■ THE TASK: Please print all the lines below exactly as they are written.

Start of INPUT MATERIAL

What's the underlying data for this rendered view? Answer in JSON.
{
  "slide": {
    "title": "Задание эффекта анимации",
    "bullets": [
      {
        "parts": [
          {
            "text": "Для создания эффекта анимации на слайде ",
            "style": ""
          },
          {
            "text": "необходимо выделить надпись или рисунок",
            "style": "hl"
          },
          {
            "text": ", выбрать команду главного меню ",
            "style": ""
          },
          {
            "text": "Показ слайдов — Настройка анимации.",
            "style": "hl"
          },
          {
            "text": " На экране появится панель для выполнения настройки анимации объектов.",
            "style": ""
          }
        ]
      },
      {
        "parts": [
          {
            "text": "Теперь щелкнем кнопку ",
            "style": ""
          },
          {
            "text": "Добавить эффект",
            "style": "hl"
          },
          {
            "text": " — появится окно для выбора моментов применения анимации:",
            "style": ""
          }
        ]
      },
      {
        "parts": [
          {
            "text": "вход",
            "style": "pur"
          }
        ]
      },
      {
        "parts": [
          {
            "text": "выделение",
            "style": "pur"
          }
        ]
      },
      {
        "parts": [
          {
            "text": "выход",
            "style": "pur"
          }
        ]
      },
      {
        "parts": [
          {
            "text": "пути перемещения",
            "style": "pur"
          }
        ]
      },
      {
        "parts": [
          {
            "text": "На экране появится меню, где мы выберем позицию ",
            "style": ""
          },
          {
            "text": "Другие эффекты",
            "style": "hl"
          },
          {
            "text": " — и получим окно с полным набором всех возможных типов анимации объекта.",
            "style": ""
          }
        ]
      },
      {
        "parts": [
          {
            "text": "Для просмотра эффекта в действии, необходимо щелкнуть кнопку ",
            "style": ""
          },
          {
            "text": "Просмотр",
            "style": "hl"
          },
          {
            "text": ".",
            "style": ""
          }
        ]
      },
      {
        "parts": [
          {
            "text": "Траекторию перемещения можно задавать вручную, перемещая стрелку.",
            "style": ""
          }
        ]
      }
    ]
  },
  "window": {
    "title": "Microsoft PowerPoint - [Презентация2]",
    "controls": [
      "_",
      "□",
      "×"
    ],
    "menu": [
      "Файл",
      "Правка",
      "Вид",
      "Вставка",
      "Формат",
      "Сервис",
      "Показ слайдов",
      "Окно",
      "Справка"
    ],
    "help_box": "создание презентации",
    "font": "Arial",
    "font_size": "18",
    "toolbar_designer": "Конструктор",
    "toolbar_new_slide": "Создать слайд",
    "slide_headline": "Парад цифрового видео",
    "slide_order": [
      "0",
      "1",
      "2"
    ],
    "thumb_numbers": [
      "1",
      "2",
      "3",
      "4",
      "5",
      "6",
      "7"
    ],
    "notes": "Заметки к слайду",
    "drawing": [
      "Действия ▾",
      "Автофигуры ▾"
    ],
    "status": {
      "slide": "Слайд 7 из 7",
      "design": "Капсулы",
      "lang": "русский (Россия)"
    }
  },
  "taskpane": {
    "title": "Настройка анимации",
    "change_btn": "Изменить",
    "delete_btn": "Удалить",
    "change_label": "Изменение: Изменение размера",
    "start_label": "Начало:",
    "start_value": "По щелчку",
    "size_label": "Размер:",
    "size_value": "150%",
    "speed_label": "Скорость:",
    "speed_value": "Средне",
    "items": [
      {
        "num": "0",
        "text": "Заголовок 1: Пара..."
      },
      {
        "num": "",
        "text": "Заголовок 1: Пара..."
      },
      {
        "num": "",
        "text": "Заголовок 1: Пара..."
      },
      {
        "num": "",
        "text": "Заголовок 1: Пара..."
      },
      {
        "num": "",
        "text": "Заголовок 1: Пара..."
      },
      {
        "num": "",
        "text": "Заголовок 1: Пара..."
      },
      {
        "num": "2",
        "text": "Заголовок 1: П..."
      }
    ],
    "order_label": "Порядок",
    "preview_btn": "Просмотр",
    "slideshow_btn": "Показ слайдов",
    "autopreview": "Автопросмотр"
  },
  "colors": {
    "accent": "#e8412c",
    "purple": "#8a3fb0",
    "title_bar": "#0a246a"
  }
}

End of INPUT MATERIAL

■ SOLUTION TO THIS TASK:
What's the underlying data for this rendered view? Answer in JSON.
{
  "slide": {
    "title": "Задание эффекта анимации",
    "bullets": [
      {
        "parts": [
          {
            "text": "Для создания эффекта анимации на слайде ",
            "style": ""
          },
          {
            "text": "необходимо выделить надпись или рисунок",
            "style": "hl"
          },
          {
            "text": ", выбрать команду главного меню ",
            "style": ""
          },
          {
            "text": "Показ слайдов — Настройка анимации.",
            "style": "hl"
          },
          {
            "text": " На экране появится панель для выполнения настройки анимации объектов.",
            "style": ""
          }
        ]
      },
      {
        "parts": [
          {
            "text": "Теперь щелкнем кнопку ",
            "style": ""
          },
          {
            "text": "Добавить эффект",
            "style": "hl"
          },
          {
            "text": " — появится окно для выбора моментов применения анимации:",
            "style": ""
          }
        ]
      },
      {
        "parts": [
          {
            "text": "вход",
            "style": "pur"
          }
        ]
      },
      {
        "parts": [
          {
            "text": "выделение",
            "style": "pur"
          }
        ]
      },
      {
        "parts": [
          {
            "text": "выход",
            "style": "pur"
          }
        ]
      },
      {
        "parts": [
          {
            "text": "пути перемещения",
            "style": "pur"
          }
        ]
      },
      {
        "parts": [
          {
            "text": "На экране появится меню, где мы выберем позицию ",
            "style": ""
          },
          {
            "text": "Другие эффекты",
            "style": "hl"
          },
          {
            "text": " — и получим окно с полным набором всех возможных типов анимации объекта.",
            "style": ""
          }
        ]
      },
      {
        "parts": [
          {
            "text": "Для просмотра эффекта в действии, необходимо щелкнуть кнопку ",
            "style": ""
          },
          {
            "text": "Просмотр",
            "style": "hl"
          },
          {
            "text": ".",
            "style": ""
          }
        ]
      },
      {
        "parts": [
          {
            "text": "Траекторию перемещения можно задавать вручную, перемещая стрелку.",
            "style": ""
          }
        ]
      }
    ]
  },
  "window": {
    "title": "Microsoft PowerPoint - [Презентация2]",
    "controls": [
      "_",
      "□",
      "×"
    ],
    "menu": [
      "Файл",
      "Правка",
      "Вид",
      "Вставка",
      "Формат",
      "Сервис",
      "Показ слайдов",
      "Окно",
      "Справка"
    ],
    "help_box": "создание презентации",
    "font": "Arial",
    "font_size": "18",
    "toolbar_designer": "Конструктор",
    "toolbar_new_slide": "Создать слайд",
    "slide_headline": "Парад цифрового видео",
    "slide_order": [
      "0",
      "1",
      "2"
    ],
    "thumb_numbers": [
      "1",
      "2",
      "3",
      "4",
      "5",
      "6",
      "7"
    ],
    "notes": "Заметки к слайду",
    "drawing": [
      "Действия ▾",
      "Автофигуры ▾"
    ],
    "status": {
      "slide": "Слайд 7 из 7",
      "design": "Капсулы",
      "lang": "русский (Россия)"
    }
  },
  "taskpane": {
    "title": "Настройка анимации",
    "change_btn": "Изменить",
    "delete_btn": "Удалить",
    "change_label": "Изменение: Изменение размера",
    "start_label": "Начало:",
    "start_value": "По щелчку",
    "size_label": "Размер:",
    "size_value": "150%",
    "speed_label": "Скорость:",
    "speed_value": "Средне",
    "items": [
      {
        "num": "0",
        "text": "Заголовок 1: Пара..."
      },
      {
        "num": "",
        "text": "Заголовок 1: Пара..."
      },
      {
        "num": "",
        "text": "Заголовок 1: Пара..."
      },
      {
        "num": "",
        "text": "Заголовок 1: Пара..."
      },
      {
        "num": "",
        "text": "Заголовок 1: Пара..."
      },
      {
        "num": "",
        "text": "Заголовок 1: Пара..."
      },
      {
        "num": "2",
        "text": "Заголовок 1: П..."
      }
    ],
    "order_label": "Порядок",
    "preview_btn": "Просмотр",
    "slideshow_btn": "Показ слайдов",
    "autopreview": "Автопросмотр"
  },
  "colors": {
    "accent": "#e8412c",
    "purple": "#8a3fb0",
    "title_bar": "#0a246a"
  }
}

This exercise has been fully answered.